** What to produce **
Reprint every line of the data, keeping each character intact.

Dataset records

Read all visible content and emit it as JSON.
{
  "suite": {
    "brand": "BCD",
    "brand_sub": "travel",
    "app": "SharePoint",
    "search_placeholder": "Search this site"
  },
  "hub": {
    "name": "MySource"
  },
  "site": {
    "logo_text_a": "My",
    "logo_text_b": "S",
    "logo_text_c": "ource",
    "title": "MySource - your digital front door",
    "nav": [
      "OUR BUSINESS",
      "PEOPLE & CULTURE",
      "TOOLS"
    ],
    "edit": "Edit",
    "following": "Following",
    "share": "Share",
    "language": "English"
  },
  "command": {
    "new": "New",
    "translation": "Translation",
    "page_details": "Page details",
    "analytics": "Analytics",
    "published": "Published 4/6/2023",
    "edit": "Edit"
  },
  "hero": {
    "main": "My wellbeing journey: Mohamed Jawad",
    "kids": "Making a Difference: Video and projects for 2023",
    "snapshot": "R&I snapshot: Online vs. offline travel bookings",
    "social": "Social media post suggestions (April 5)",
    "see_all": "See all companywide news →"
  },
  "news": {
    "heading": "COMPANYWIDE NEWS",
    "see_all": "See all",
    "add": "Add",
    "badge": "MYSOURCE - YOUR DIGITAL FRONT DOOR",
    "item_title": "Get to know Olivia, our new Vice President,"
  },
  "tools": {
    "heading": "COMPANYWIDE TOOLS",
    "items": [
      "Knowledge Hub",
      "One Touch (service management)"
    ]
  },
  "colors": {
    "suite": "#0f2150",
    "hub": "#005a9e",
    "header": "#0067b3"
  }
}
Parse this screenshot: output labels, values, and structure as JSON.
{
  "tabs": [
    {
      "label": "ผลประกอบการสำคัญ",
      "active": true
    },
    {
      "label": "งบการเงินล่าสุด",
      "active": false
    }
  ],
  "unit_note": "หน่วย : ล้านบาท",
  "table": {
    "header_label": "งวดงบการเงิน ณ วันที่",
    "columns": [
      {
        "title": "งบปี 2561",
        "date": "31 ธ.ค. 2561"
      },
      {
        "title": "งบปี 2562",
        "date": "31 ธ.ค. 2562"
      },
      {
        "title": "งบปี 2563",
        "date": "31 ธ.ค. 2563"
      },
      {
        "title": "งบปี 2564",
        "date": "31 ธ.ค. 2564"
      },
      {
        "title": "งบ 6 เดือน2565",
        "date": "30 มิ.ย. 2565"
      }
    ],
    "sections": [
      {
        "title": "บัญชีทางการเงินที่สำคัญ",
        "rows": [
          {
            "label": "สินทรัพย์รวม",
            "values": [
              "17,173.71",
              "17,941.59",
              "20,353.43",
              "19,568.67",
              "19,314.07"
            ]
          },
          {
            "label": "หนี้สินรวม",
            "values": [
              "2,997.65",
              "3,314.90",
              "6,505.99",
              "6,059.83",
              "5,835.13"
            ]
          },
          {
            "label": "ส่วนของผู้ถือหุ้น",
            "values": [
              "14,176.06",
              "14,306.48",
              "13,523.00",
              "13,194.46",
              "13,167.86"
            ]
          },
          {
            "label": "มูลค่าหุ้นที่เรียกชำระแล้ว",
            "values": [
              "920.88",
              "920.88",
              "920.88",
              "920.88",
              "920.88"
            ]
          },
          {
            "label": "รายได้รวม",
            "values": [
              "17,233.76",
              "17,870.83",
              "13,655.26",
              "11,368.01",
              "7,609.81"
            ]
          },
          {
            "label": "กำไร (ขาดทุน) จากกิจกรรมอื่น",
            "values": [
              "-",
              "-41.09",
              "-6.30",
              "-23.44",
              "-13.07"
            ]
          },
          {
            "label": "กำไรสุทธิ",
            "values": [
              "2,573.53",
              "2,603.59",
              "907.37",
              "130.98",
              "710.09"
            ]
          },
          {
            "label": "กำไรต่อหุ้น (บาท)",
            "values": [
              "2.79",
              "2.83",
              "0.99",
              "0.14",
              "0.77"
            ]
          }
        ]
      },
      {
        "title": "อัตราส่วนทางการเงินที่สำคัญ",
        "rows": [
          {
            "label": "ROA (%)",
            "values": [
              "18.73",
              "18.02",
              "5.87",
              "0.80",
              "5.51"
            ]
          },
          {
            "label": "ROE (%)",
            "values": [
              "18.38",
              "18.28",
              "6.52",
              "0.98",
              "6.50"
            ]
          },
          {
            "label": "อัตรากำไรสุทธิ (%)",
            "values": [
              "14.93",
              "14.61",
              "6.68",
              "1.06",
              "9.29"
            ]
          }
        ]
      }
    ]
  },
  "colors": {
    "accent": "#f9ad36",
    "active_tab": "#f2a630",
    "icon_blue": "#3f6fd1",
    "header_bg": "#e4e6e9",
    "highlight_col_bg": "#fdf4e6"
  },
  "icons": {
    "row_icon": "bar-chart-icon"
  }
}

** Response to the exercise **
Read all visible content and emit it as JSON.
{
  "suite": {
    "brand": "BCD",
    "brand_sub": "travel",
    "app": "SharePoint",
    "search_placeholder": "Search this site"
  },
  "hub": {
    "name": "MySource"
  },
  "site": {
    "logo_text_a": "My",
    "logo_text_b": "S",
    "logo_text_c": "ource",
    "title": "MySource - your digital front door",
    "nav": [
      "OUR BUSINESS",
      "PEOPLE & CULTURE",
      "TOOLS"
    ],
    "edit": "Edit",
    "following": "Following",
    "share": "Share",
    "language": "English"
  },
  "command": {
    "new": "New",
    "translation": "Translation",
    "page_details": "Page details",
    "analytics": "Analytics",
    "published": "Published 4/6/2023",
    "edit": "Edit"
  },
  "hero": {
    "main": "My wellbeing journey: Mohamed Jawad",
    "kids": "Making a Difference: Video and projects for 2023",
    "snapshot": "R&I snapshot: Online vs. offline travel bookings",
    "social": "Social media post suggestions (April 5)",
    "see_all": "See all companywide news →"
  },
  "news": {
    "heading": "COMPANYWIDE NEWS",
    "see_all": "See all",
    "add": "Add",
    "badge": "MYSOURCE - YOUR DIGITAL FRONT DOOR",
    "item_title": "Get to know Olivia, our new Vice President,"
  },
  "tools": {
    "heading": "COMPANYWIDE TOOLS",
    "items": [
      "Knowledge Hub",
      "One Touch (service management)"
    ]
  },
  "colors": {
    "suite": "#0f2150",
    "hub": "#005a9e",
    "header": "#0067b3"
  }
}
Parse this screenshot: output labels, values, and structure as JSON.
{
  "tabs": [
    {
      "label": "ผลประกอบการสำคัญ",
      "active": true
    },
    {
      "label": "งบการเงินล่าสุด",
      "active": false
    }
  ],
  "unit_note": "หน่วย : ล้านบาท",
  "table": {
    "header_label": "งวดงบการเงิน ณ วันที่",
    "columns": [
      {
        "title": "งบปี 2561",
        "date": "31 ธ.ค. 2561"
      },
      {
        "title": "งบปี 2562",
        "date": "31 ธ.ค. 2562"
      },
      {
        "title": "งบปี 2563",
        "date": "31 ธ.ค. 2563"
      },
      {
        "title": "งบปี 2564",
        "date": "31 ธ.ค. 2564"
      },
      {
        "title": "งบ 6 เดือน2565",
        "date": "30 มิ.ย. 2565"
      }
    ],
    "sections": [
      {
        "title": "บัญชีทางการเงินที่สำคัญ",
        "rows": [
          {
            "label": "สินทรัพย์รวม",
            "values": [
              "17,173.71",
              "17,941.59",
              "20,353.43",
              "19,568.67",
              "19,314.07"
            ]
          },
          {
            "label": "หนี้สินรวม",
            "values": [
              "2,997.65",
              "3,314.90",
              "6,505.99",
              "6,059.83",
              "5,835.13"
            ]
          },
          {
            "label": "ส่วนของผู้ถือหุ้น",
            "values": [
              "14,176.06",
              "14,306.48",
              "13,523.00",
              "13,194.46",
              "13,167.86"
            ]
          },
          {
            "label": "มูลค่าหุ้นที่เรียกชำระแล้ว",
            "values": [
              "920.88",
              "920.88",
              "920.88",
              "920.88",
              "920.88"
            ]
          },
          {
            "label": "รายได้รวม",
            "values": [
              "17,233.76",
              "17,870.83",
              "13,655.26",
              "11,368.01",
              "7,609.81"
            ]
          },
          {
            "label": "กำไร (ขาดทุน) จากกิจกรรมอื่น",
            "values": [
              "-",
              "-41.09",
              "-6.30",
              "-23.44",
              "-13.07"
            ]
          },
          {
            "label": "กำไรสุทธิ",
            "values": [
              "2,573.53",
              "2,603.59",
              "907.37",
              "130.98",
              "710.09"
            ]
          },
          {
            "label": "กำไรต่อหุ้น (บาท)",
            "values": [
              "2.79",
              "2.83",
              "0.99",
              "0.14",
              "0.77"
            ]
          }
        ]
      },
      {
        "title": "อัตราส่วนทางการเงินที่สำคัญ",
        "rows": [
          {
            "label": "ROA (%)",
            "values": [
              "18.73",
              "18.02",
              "5.87",
              "0.80",
              "5.51"
            ]
          },
          {
            "label": "ROE (%)",
            "values": [
              "18.38",
              "18.28",
              "6.52",
              "0.98",
              "6.50"
            ]
          },
          {
            "label": "อัตรากำไรสุทธิ (%)",
            "values": [
              "14.93",
              "14.61",
              "6.68",
              "1.06",
              "9.29"
            ]
          }
        ]
      }
    ]
  },
  "colors": {
    "accent": "#f9ad36",
    "active_tab": "#f2a630",
    "icon_blue": "#3f6fd1",
    "header_bg": "#e4e6e9",
    "highlight_col_bg": "#fdf4e6"
  },
  "icons": {
    "row_icon": "bar-chart-icon"
  }
}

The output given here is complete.